_Aim of the exercise_.
Restate the full listing precisely as written.

_Records to use_.
= Beginning of Section =
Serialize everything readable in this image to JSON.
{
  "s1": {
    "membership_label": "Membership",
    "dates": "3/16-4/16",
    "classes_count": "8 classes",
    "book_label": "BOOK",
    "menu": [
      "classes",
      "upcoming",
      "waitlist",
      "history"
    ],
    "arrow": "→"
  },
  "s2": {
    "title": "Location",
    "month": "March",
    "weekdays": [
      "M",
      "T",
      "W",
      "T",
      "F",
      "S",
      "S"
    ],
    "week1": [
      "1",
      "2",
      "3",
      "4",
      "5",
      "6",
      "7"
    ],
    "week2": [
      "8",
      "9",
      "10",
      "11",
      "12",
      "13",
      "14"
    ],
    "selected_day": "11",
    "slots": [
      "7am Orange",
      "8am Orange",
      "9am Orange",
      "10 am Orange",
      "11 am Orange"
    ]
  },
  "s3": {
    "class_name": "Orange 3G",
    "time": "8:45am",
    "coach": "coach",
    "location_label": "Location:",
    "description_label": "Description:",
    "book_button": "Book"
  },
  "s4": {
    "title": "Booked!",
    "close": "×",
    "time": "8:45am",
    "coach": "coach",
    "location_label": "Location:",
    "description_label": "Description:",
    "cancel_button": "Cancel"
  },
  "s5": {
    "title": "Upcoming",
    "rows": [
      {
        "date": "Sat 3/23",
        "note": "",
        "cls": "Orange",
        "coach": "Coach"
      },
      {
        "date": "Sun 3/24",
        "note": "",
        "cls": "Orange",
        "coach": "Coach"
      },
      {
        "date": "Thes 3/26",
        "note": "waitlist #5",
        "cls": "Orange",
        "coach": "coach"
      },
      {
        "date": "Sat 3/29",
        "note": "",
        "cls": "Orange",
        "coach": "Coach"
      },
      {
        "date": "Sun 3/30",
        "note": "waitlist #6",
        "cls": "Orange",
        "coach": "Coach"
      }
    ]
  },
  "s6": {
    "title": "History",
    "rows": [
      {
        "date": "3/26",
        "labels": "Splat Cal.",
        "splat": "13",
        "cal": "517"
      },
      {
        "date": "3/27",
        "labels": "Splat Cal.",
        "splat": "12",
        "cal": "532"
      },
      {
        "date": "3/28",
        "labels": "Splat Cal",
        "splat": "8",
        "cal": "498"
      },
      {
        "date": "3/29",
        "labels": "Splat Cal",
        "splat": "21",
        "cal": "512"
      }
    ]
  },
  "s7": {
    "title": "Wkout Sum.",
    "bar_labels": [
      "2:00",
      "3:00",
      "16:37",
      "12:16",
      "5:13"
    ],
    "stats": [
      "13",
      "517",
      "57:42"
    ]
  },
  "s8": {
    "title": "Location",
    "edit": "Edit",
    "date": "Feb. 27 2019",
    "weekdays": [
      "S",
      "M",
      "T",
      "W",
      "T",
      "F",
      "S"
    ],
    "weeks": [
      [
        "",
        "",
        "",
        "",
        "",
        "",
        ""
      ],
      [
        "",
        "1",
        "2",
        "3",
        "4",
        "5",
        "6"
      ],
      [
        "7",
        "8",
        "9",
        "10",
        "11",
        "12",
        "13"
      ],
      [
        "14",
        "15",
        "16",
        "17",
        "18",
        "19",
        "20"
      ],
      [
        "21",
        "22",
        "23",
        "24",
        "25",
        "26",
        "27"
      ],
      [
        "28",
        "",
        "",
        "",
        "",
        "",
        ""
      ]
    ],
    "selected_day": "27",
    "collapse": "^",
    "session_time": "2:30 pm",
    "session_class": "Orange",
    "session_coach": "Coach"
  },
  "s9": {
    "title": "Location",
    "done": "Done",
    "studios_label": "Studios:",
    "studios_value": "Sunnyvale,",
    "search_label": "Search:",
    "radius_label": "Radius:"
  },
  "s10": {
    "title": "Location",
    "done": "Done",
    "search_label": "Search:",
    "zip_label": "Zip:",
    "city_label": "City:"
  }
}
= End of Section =
_Result_.
Serialize everything readable in this image to JSON.
{
  "s1": {
    "membership_label": "Membership",
    "dates": "3/16-4/16",
    "classes_count": "8 classes",
    "book_label": "BOOK",
    "menu": [
      "classes",
      "upcoming",
      "waitlist",
      "history"
    ],
    "arrow": "→"
  },
  "s2": {
    "title": "Location",
    "month": "March",
    "weekdays": [
      "M",
      "T",
      "W",
      "T",
      "F",
      "S",
      "S"
    ],
    "week1": [
      "1",
      "2",
      "3",
      "4",
      "5",
      "6",
      "7"
    ],
    "week2": [
      "8",
      "9",
      "10",
      "11",
      "12",
      "13",
      "14"
    ],
    "selected_day": "11",
    "slots": [
      "7am Orange",
      "8am Orange",
      "9am Orange",
      "10 am Orange",
      "11 am Orange"
    ]
  },
  "s3": {
    "class_name": "Orange 3G",
    "time": "8:45am",
    "coach": "coach",
    "location_label": "Location:",
    "description_label": "Description:",
    "book_button": "Book"
  },
  "s4": {
    "title": "Booked!",
    "close": "×",
    "time": "8:45am",
    "coach": "coach",
    "location_label": "Location:",
    "description_label": "Description:",
    "cancel_button": "Cancel"
  },
  "s5": {
    "title": "Upcoming",
    "rows": [
      {
        "date": "Sat 3/23",
        "note": "",
        "cls": "Orange",
        "coach": "Coach"
      },
      {
        "date": "Sun 3/24",
        "note": "",
        "cls": "Orange",
        "coach": "Coach"
      },
      {
        "date": "Thes 3/26",
        "note": "waitlist #5",
        "cls": "Orange",
        "coach": "coach"
      },
      {
        "date": "Sat 3/29",
        "note": "",
        "cls": "Orange",
        "coach": "Coach"
      },
      {
        "date": "Sun 3/30",
        "note": "waitlist #6",
        "cls": "Orange",
        "coach": "Coach"
      }
    ]
  },
  "s6": {
    "title": "History",
    "rows": [
      {
        "date": "3/26",
        "labels": "Splat Cal.",
        "splat": "13",
        "cal": "517"
      },
      {
        "date": "3/27",
        "labels": "Splat Cal.",
        "splat": "12",
        "cal": "532"
      },
      {
        "date": "3/28",
        "labels": "Splat Cal",
        "splat": "8",
        "cal": "498"
      },
      {
        "date": "3/29",
        "labels": "Splat Cal",
        "splat": "21",
        "cal": "512"
      }
    ]
  },
  "s7": {
    "title": "Wkout Sum.",
    "bar_labels": [
      "2:00",
      "3:00",
      "16:37",
      "12:16",
      "5:13"
    ],
    "stats": [
      "13",
      "517",
      "57:42"
    ]
  },
  "s8": {
    "title": "Location",
    "edit": "Edit",
    "date": "Feb. 27 2019",
    "weekdays": [
      "S",
      "M",
      "T",
      "W",
      "T",
      "F",
      "S"
    ],
    "weeks": [
      [
        "",
        "",
        "",
        "",
        "",
        "",
        ""
      ],
      [
        "",
        "1",
        "2",
        "3",
        "4",
        "5",
        "6"
      ],
      [
        "7",
        "8",
        "9",
        "10",
        "11",
        "12",
        "13"
      ],
      [
        "14",
        "15",
        "16",
        "17",
        "18",
        "19",
        "20"
      ],
      [
        "21",
        "22",
        "23",
        "24",
        "25",
        "26",
        "27"
      ],
      [
        "28",
        "",
        "",
        "",
        "",
        "",
        ""
      ]
    ],
    "selected_day": "27",
    "collapse": "^",
    "session_time": "2:30 pm",
    "session_class": "Orange",
    "session_coach": "Coach"
  },
  "s9": {
    "title": "Location",
    "done": "Done",
    "studios_label": "Studios:",
    "studios_value": "Sunnyvale,",
    "search_label": "Search:",
    "radius_label": "Radius:"
  },
  "s10": {
    "title": "Location",
    "done": "Done",
    "search_label": "Search:",
    "zip_label": "Zip:",
    "city_label": "City:"
  }
}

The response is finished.